The highlight for me for Monday was listening to Tim Roughgarden (who always gives excellent, crisp, clear talks) on comparing FIFO vs. FairShare queueing policies using the worst-case price of anarchy over all possible utility functions (and, unfortunately, only quadratic cost functions). This is work in progress, so I don't think Tim will have slides up, but it's a very nice analysis. [Spoiler: FairShare wins!]

David Clark gave a public lectre in the afternoon on the Internet -- what's wrong with it, and his ideas for fixing it. It got a big audience, and he was certainly interesting, amusing, and provocative. I've got to admit I have a lot of skepticism so far about how we get to a better Internet, one with security and designed with the economics of the creature in mind from the start instead of developing by accident. Which reminds me, what's the state of the NSF GENI project? I've been hearing rumors that it's headed to an early rest, but I'd be curious if anyone more in the know can comment anonymously.

Monday, November 03, 2008


In a recent review of a journal paper, I got the following comment:
In explaining why you are presenting simulation results, you say, "First we wish to check our theoretical analysis..." I don't understand this motivation. Your theoretical analysis is substantiated by mathematical proofs. What more evidence do you need of its validity?
Please keep this statement in mind.

I've stated frequently that theorists should actually implement their algorithms. I have some further recent anecdotal evidence to back up this claim.

I have students working on a variety of projects, and recently, I've had a strange convergence: in several of the projects, the students have found what appear to be non-trivial errors in recent theory papers (2 in CS theory, 1 in EE theory). It's not clear that any of the results actually break -- indeed, I don't think any of them do. I don't want to exaggerate. In one of them, a constant factor seems to be messed up -- not disastrous, but it is an important constant factor in context. And perhaps in one of the papers we could chalk it up to really just a sequence of confusing typos rather than an actual error.

Now I'm not naive enough to expect conference papers (or even journal papers) without errors. But the key here is that these errors were either easily found and/or proven to me by the students by having them implement the algorithms described in the paper. Then they sort of jumped out.

Implementing your own algorithm is a good way of checking your work. If you aren't implementing your algorithm, arguably you're skipping a key step in checking your results. Why should a reviewer go to the trouble of checking your work carefully if you're not?

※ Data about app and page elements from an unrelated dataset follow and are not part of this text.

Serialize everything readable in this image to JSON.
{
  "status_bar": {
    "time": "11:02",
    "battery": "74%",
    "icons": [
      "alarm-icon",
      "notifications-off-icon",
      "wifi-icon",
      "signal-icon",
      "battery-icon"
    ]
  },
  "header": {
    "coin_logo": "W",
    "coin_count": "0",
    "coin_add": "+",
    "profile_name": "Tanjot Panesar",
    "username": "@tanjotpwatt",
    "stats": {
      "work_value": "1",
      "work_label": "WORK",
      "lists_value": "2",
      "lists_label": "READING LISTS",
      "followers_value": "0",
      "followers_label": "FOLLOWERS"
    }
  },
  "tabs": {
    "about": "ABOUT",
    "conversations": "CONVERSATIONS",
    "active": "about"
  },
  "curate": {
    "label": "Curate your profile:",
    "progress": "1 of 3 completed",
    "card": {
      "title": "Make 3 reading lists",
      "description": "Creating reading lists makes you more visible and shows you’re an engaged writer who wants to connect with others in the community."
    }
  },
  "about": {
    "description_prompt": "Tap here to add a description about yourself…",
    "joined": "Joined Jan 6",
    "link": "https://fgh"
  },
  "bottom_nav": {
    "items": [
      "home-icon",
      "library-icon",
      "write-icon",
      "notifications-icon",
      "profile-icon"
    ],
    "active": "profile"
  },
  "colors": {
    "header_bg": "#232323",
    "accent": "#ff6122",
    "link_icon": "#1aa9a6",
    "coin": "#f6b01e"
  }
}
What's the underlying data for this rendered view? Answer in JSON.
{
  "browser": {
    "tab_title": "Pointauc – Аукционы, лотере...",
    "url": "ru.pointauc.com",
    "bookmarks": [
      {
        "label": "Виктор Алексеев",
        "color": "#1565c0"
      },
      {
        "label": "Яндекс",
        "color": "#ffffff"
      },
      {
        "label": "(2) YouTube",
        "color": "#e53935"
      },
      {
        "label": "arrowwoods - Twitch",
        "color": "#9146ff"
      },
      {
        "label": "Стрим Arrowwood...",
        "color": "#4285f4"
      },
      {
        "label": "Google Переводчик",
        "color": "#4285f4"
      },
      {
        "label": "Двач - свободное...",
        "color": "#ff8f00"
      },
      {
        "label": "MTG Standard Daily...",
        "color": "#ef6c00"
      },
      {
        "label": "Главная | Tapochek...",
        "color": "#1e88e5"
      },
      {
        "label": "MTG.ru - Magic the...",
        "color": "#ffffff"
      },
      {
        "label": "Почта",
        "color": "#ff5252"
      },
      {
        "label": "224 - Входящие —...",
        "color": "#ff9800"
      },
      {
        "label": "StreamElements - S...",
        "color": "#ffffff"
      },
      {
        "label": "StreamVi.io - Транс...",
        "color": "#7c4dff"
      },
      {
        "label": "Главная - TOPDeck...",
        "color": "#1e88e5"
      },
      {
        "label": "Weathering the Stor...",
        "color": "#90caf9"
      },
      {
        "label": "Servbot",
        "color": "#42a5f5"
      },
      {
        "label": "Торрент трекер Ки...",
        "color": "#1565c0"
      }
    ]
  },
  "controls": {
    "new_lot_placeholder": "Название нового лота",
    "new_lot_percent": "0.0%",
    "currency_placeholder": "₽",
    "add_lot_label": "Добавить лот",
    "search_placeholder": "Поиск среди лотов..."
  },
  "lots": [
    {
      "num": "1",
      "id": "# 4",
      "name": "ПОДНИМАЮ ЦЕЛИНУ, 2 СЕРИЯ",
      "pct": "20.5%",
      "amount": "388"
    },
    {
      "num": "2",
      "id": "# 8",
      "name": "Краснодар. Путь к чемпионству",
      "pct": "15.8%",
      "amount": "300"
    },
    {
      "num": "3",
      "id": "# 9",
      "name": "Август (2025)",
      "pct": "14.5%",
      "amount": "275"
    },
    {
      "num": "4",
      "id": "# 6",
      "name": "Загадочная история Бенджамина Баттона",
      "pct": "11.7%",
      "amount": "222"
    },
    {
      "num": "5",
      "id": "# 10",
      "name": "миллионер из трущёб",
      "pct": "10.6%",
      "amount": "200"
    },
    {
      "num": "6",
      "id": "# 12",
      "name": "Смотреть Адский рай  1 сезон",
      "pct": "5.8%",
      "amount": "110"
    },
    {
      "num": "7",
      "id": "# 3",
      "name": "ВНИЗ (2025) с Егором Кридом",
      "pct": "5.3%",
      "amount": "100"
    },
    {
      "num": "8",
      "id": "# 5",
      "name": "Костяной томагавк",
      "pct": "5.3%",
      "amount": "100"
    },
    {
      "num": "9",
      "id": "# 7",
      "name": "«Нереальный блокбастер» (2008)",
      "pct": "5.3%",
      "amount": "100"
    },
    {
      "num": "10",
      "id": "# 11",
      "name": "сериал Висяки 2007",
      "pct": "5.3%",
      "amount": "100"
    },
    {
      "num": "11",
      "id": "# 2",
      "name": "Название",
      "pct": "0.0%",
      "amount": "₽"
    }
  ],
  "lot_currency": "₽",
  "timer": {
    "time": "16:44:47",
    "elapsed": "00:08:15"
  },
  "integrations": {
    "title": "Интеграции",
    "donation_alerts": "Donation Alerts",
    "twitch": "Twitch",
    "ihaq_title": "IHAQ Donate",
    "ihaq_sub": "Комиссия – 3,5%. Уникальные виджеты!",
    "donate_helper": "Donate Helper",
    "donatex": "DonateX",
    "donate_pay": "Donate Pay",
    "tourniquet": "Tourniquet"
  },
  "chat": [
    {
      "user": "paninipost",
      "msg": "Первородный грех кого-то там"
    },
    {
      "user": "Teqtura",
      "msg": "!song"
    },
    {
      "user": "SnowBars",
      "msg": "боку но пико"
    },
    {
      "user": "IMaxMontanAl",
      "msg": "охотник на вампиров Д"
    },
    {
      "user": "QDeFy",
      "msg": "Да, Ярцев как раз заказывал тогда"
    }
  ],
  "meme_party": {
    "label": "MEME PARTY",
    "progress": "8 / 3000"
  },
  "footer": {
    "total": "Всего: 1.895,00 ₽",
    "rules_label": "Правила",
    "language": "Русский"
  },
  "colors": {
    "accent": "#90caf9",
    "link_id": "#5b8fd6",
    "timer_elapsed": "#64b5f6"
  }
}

Moreover, imagine not some student but an actual real systems-builder who decides your algorithm is worth implementing for their system. Imagine how they feel when they find things don't quite work as you've stated. That doesn't exactly inspire confidence, and is the sort of thing that discourages someone from using your algorithm. More globally, it gives systems people the feeling that theory (and theorists) aren't important. Why should they be debugging your proofs? You should give them evidence your algorithm can be implemented and works as claimed by actually implementing it if possible or reasonable to do so.

I'm not stating that you personally have to implement your algorithm. Hire a student to do it! It's good experience for them. You can apply for an REU, or other student research funding.

So, to answer the anonymous reviewer, I think there's always plenty of good reason to check our mathematical proofs by experiment and impelementation, and it's suitable to put those results in the journal paper as an aid to the reader (and reviewer!).